I was surprised to learn that Laugharne, Wales is happily celebrating Dylan Thomas’s centenary this month. A small fishing village on Carmarthen Bay, Laugharne is just down the coast from the town of Carmarthen where I spent a semester abroad studying with the poet and Welsh language advocate Raymond Garlick. Though this was about twenty years after Thomas’s death in 1953, most of the locals I knew still remembered and despised Thomas for his notoriously dissolute ways and carefully cultivated English accent. Mrs. James, my landlady, deemed Thomas and his wife Caitlin “disgusting” and Thomas’s famous radio play ‘Under Milkwood’ about Laugharne “a disgrace.”
Thomas spent the summers of his childhood at his aunt’s farm called Fern Hill near Laugharne. He lived in the town off and on as an adult, and moved back there permanently with his wife Caitlin for the last four years of his life. It’s those final years, when both his and Caitlin’s drinking and carousing had reached legendary proportions, that seem to have turned law-abiding Christians in the area like my landlady against him.
So I was taken aback to read in a recent story in the New York Times that Laugharne and Wales are proudly reclaiming Thomas as their own. The mayor of Laugharne has put together “A Dylan Thomas Birthday Walk” which guides visitors to important literary Thomas landmarks in Laugharne, including Brown’s pub where the poet used to drink. My landlady must be turning over her in grave. For I fear that that’s where she and so many others who hated Thomas are now residing. The anger people used to harbor regarding Thomas’s bad behavior has been superceded by the opportunity to cash in on it. Those who actually knew him are no longer around to protest. People forget. And time holds us all “in the mercy of his means” as Thomas himself knew so well.
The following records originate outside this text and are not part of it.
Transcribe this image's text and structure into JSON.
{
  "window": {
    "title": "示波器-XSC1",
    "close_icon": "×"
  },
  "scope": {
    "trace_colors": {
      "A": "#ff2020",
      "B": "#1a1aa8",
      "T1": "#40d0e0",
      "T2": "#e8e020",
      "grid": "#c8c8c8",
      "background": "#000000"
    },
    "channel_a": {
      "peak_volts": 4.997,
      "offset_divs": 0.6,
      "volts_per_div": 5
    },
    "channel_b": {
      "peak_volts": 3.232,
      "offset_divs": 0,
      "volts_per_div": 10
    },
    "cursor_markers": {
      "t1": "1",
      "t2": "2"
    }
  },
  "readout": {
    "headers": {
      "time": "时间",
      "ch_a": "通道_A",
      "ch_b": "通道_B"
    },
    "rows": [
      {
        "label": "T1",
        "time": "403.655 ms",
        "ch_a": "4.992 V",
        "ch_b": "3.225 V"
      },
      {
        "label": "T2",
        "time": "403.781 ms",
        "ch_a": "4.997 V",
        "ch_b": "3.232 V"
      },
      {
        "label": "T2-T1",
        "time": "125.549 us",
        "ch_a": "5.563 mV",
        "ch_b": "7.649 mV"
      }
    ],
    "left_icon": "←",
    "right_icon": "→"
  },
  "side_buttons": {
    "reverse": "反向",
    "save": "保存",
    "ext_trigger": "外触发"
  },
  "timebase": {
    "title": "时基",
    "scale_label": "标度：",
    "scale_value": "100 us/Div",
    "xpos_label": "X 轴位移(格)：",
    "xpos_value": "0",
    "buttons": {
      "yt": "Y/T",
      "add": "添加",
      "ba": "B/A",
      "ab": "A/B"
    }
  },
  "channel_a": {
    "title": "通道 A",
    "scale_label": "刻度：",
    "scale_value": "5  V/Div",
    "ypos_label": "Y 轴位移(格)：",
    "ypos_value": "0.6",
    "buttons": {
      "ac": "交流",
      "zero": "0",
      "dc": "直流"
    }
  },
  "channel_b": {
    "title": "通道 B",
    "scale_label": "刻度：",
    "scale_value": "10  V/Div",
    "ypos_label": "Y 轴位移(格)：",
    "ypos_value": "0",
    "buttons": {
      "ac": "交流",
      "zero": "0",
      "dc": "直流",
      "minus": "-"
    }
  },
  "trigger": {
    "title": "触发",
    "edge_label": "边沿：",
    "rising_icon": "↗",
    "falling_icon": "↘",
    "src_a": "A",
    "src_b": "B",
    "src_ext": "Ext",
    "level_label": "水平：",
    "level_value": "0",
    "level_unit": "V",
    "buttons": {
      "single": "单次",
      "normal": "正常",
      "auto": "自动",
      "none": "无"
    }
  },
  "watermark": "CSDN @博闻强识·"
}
Click here to listen to Dylan Thomas reading Fern Hill: https://www.youtube.com/watch?v=8XG1B_7r4y8Fern Hill Dylan Thomas, 1914 – 1953 Now as I was young and easy under the apple boughs About the lilting house and happy as the grass was green, The night above the dingle starry, Time let me hail and climb Golden in the heydays of his eyes, And honoured among wagons I was prince of the apple towns And once below a time I lordly had the trees and leaves Trail with daisies and barley Down the rivers of the windfall light. And as I was green and carefree, famous among the barns About the happy yard and singing as the farm was home, In the sun that is young once only, Time let me play and be Golden in the mercy of his means, And green and golden I was huntsman and herdsman, the calves Sang to my horn, the foxes on the hills barked clear and cold, And the sabbath rang slowly In the pebbles of the holy streams. All the sun long it was running, it was lovely, the hay Fields high as the house, the tunes from the chimneys, it was air And playing, lovely and watery And fire green as grass. And nightly under the simple stars As I rode to sleep the owls were bearing the farm away, All the moon long I heard, blessed among stables, the nightjars Flying with the ricks, and the horses Flashing into the dark. And then to awake, and the farm, like a wanderer white With the dew, come back, the cock on his shoulder: it was all Shining, it was Adam and maiden, The sky gathered again And the sun grew round that very day. So it must have been after the birth of the simple light In the first, spinning place, the spellbound horses walking warm Out of the whinnying green stable On to the fields of praise. And honoured among foxes and pheasants by the gay house Under the new made clouds and happy as the heart was long, In the sun born over and over, I ran my heedless ways, My wishes raced through the house high hay And nothing I cared, at my sky blue trades, that time allows In all his tuneful turning so few and such morning songs Before the children green and golden Follow him out of grace, Nothing I cared, in the lamb white days, that time would take me Up to the swallow thronged loft by the shadow of my hand, In the moon that is always rising, Nor that riding to sleep I should hear him fly with the high fields And wake to the farm forever fled from the childless land. Oh as I was young and easy in the mercy of his means, Time held me green and dying Though I sang in my chains like the sea.
Wow! To hear Thomas read is fantastic. I was never a lover of poetry — and it is still not my favorite form — until I took a class a Michigan with Donald Hall. Not only was he an amazing poet and teacher, but his poetry readings were truly spell bounding. You can’t help but love it, when you hear it.
How lucky of you to have taken a class with Donald Hall! It’s so true about having poems read aloud, Susan. There are many poets I don’t really understand until I hear their work. Also, especially with someone like Dylan Thomas, you can then hear the music in the words which is harder to get on the printed page.